|105th||Senate: C. Levin • S. Abraham||House: J. Dingell Jr. • J. Conyers II • D. Kildee • D. Bonior • S. Levin • F. Upton • D. Camp • B. Stupak • P. Hoekstra • N. Smith • J. Knollenberg • J. Barcia • V. Ehlers • L. Rivers • D. Stabenow • C. Kilpatrick|
|106th||Senate: C. Levin • S. Abraham||House: J. Dingell Jr. • J. Conyers II • D. Kildee • D. Bonior • S. Levin • F. Upton • D. Camp • B. Stupak • P. Hoekstra • N. Smith • J. Knollenberg • J. Barcia • V. Ehlers • L. Rivers • D. Stabenow • C. Kilpatrick|
|107th||Senate: C. Levin • D. Stabenow||House: J. Dingell Jr. • J. Conyers II • D. Kildee • D. Bonior • S. Levin • F. Upton • D. Camp • B. Stupak • P. Hoekstra • N. Smith • J. Knollenberg • J. Barcia • V. Ehlers • L. Rivers • C. Kilpatrick • M. Rogers|
|108th||Senate: C. Levin • D. Stabenow||House: J. Dingell Jr. • J. Conyers II • D. Kildee • S. Levin • F. Upton • D. Camp • B. Stupak • P. Hoekstra • N. Smith • J. Knollenberg • V. Ehlers • C. Kilpatrick • M. Rogers • T. McCotter • C. Miller|
|109th||Senate: C. Levin • D. Stabenow||House: J. Dingell Jr. • J. Conyers II • D. Kildee • S. Levin • F. Upton • D. Camp • B. Stupak • P. Hoekstra • J. Knollenberg • V. Ehlers • C. Kilpatrick • M. Rogers • T. McCotter • C. Miller • J. Schwarz|
|110th||Senate: C. Levin • D. Stabenow||House: J. Dingell Jr. • J. Conyers II • D. Kildee • S. Levin • F. Upton • D. Camp • B. Stupak • P. Hoekstra • J. Knollenberg • V. Ehlers • C. Kilpatrick • M. Rogers • T. McCotter • C. Miller • T. Walberg|

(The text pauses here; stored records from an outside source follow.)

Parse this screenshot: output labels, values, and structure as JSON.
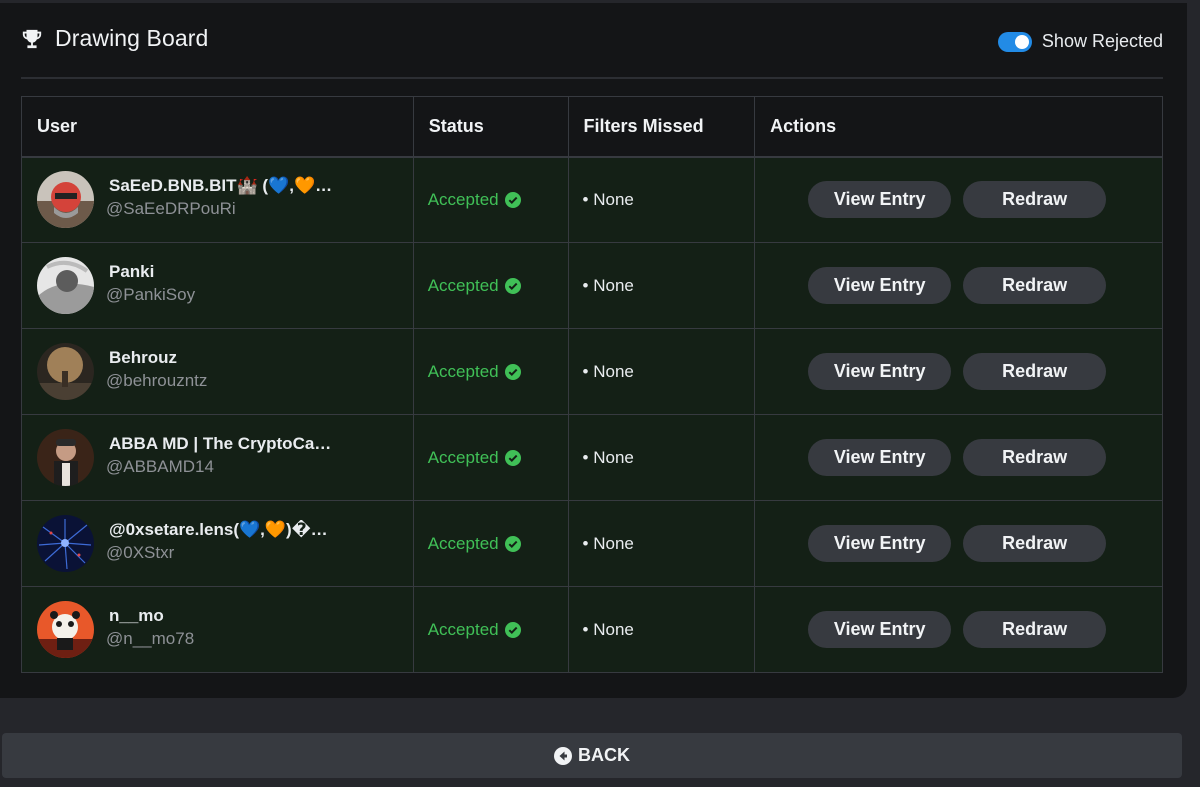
{
  "header": {
    "title": "Drawing Board",
    "title_icon": "trophy-icon",
    "toggle_label": "Show Rejected",
    "toggle_on": true
  },
  "table": {
    "columns": [
      "User",
      "Status",
      "Filters Missed",
      "Actions"
    ],
    "rows": [
      {
        "name": "SaEeD.BNB.BIT🏰 (💙,🧡…",
        "handle": "@SaEeDRPouRi",
        "status": "Accepted",
        "filters": "• None",
        "view_label": "View Entry",
        "redraw_label": "Redraw"
      },
      {
        "name": "Panki",
        "handle": "@PankiSoy",
        "status": "Accepted",
        "filters": "• None",
        "view_label": "View Entry",
        "redraw_label": "Redraw"
      },
      {
        "name": "Behrouz",
        "handle": "@behrouzntz",
        "status": "Accepted",
        "filters": "• None",
        "view_label": "View Entry",
        "redraw_label": "Redraw"
      },
      {
        "name": "ABBA MD | The CryptoCa…",
        "handle": "@ABBAMD14",
        "status": "Accepted",
        "filters": "• None",
        "view_label": "View Entry",
        "redraw_label": "Redraw"
      },
      {
        "name": "@0xsetare.lens(💙,🧡)�…",
        "handle": "@0XStxr",
        "status": "Accepted",
        "filters": "• None",
        "view_label": "View Entry",
        "redraw_label": "Redraw"
      },
      {
        "name": "n__mo",
        "handle": "@n__mo78",
        "status": "Accepted",
        "filters": "• None",
        "view_label": "View Entry",
        "redraw_label": "Redraw"
      }
    ]
  },
  "footer": {
    "back_label": "BACK"
  },
  "colors": {
    "accent": "#228be6",
    "accepted": "#40c057",
    "row_bg": "#142016",
    "panel_bg": "#141517",
    "button_bg": "#373a40"
  }
}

|111th||Senate: C. Levin • D. Stabenow||House: J. Dingell Jr. • J. Conyers II • D. Kildee • S. Levin • F. Upton • D. Camp • B. Stupak • P. Hoekstra • V. Ehlers • C. Kilpatrick • M. Rogers • T. McCotter • C. Miller • G. Peters • M. Schauer|